## What the exercise asks
What's needed is a word-for-word retyping of the entries below, pictures omitted.

## Input data
════

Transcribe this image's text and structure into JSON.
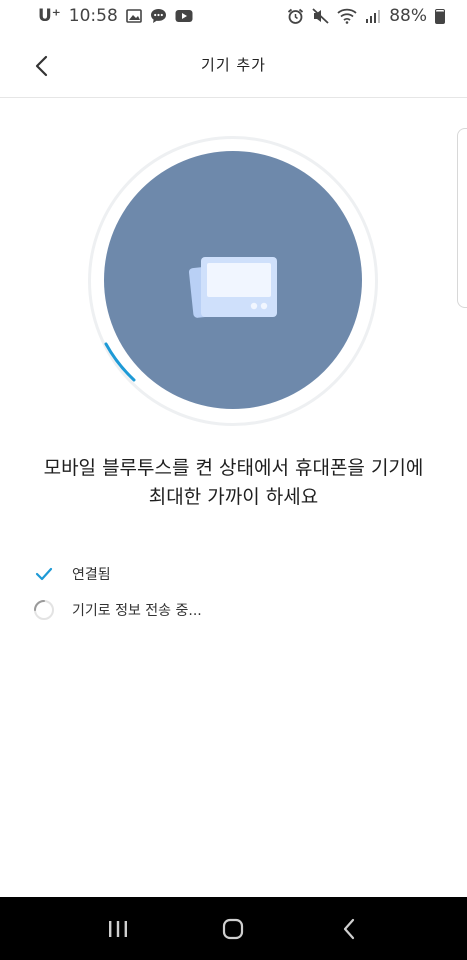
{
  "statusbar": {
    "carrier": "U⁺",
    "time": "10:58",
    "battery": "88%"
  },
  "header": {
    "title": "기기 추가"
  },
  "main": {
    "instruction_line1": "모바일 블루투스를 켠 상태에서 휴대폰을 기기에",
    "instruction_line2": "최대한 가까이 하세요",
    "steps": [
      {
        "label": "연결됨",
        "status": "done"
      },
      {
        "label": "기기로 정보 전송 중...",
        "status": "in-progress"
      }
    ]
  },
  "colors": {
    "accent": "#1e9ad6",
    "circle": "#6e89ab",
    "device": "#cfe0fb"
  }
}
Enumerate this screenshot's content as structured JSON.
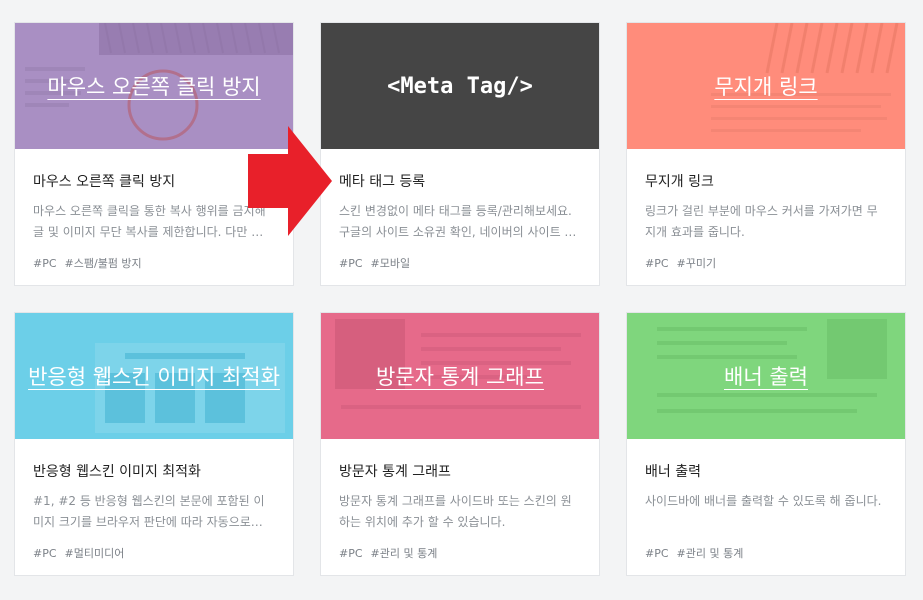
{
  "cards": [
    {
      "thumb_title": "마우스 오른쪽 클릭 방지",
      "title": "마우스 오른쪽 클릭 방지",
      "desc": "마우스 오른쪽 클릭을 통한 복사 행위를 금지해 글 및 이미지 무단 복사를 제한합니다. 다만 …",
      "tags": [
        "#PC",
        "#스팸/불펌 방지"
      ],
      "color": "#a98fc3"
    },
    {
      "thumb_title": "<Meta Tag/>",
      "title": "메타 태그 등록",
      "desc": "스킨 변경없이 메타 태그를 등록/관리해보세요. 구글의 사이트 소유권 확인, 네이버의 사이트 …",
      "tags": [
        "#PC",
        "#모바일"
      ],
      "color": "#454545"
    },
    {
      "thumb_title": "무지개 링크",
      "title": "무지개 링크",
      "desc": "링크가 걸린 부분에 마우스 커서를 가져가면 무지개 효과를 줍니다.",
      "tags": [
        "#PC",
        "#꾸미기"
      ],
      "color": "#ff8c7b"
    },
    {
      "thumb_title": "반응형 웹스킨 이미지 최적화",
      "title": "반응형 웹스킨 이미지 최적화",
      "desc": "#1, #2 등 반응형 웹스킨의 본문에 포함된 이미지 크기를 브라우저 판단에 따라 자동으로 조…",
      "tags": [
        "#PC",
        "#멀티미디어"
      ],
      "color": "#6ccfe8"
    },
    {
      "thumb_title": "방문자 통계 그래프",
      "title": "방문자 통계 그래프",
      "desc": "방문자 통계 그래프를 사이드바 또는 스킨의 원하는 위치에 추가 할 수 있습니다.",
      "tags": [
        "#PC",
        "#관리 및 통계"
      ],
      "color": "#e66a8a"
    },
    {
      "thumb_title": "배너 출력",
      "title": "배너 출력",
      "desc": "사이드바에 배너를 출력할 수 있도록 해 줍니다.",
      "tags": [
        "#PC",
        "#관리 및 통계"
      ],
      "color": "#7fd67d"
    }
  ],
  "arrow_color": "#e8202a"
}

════

## Solution
Transcribe this image's text and structure into JSON.
{
  "statusbar": {
    "carrier": "U⁺",
    "time": "10:58",
    "battery": "88%"
  },
  "header": {
    "title": "기기 추가"
  },
  "main": {
    "instruction_line1": "모바일 블루투스를 켠 상태에서 휴대폰을 기기에",
    "instruction_line2": "최대한 가까이 하세요",
    "steps": [
      {
        "label": "연결됨",
        "status": "done"
      },
      {
        "label": "기기로 정보 전송 중...",
        "status": "in-progress"
      }
    ]
  },
  "colors": {
    "accent": "#1e9ad6",
    "circle": "#6e89ab",
    "device": "#cfe0fb"
  }
}
Enumerate this screenshot's content as structured JSON.
{
  "cards": [
    {
      "thumb_title": "마우스 오른쪽 클릭 방지",
      "title": "마우스 오른쪽 클릭 방지",
      "desc": "마우스 오른쪽 클릭을 통한 복사 행위를 금지해 글 및 이미지 무단 복사를 제한합니다. 다만 …",
      "tags": [
        "#PC",
        "#스팸/불펌 방지"
      ],
      "color": "#a98fc3"
    },
    {
      "thumb_title": "<Meta Tag/>",
      "title": "메타 태그 등록",
      "desc": "스킨 변경없이 메타 태그를 등록/관리해보세요. 구글의 사이트 소유권 확인, 네이버의 사이트 …",
      "tags": [
        "#PC",
        "#모바일"
      ],
      "color": "#454545"
    },
    {
      "thumb_title": "무지개 링크",
      "title": "무지개 링크",
      "desc": "링크가 걸린 부분에 마우스 커서를 가져가면 무지개 효과를 줍니다.",
      "tags": [
        "#PC",
        "#꾸미기"
      ],
      "color": "#ff8c7b"
    },
    {
      "thumb_title": "반응형 웹스킨 이미지 최적화",
      "title": "반응형 웹스킨 이미지 최적화",
      "desc": "#1, #2 등 반응형 웹스킨의 본문에 포함된 이미지 크기를 브라우저 판단에 따라 자동으로 조…",
      "tags": [
        "#PC",
        "#멀티미디어"
      ],
      "color": "#6ccfe8"
    },
    {
      "thumb_title": "방문자 통계 그래프",
      "title": "방문자 통계 그래프",
      "desc": "방문자 통계 그래프를 사이드바 또는 스킨의 원하는 위치에 추가 할 수 있습니다.",
      "tags": [
        "#PC",
        "#관리 및 통계"
      ],
      "color": "#e66a8a"
    },
    {
      "thumb_title": "배너 출력",
      "title": "배너 출력",
      "desc": "사이드바에 배너를 출력할 수 있도록 해 줍니다.",
      "tags": [
        "#PC",
        "#관리 및 통계"
      ],
      "color": "#7fd67d"
    }
  ],
  "arrow_color": "#e8202a"
}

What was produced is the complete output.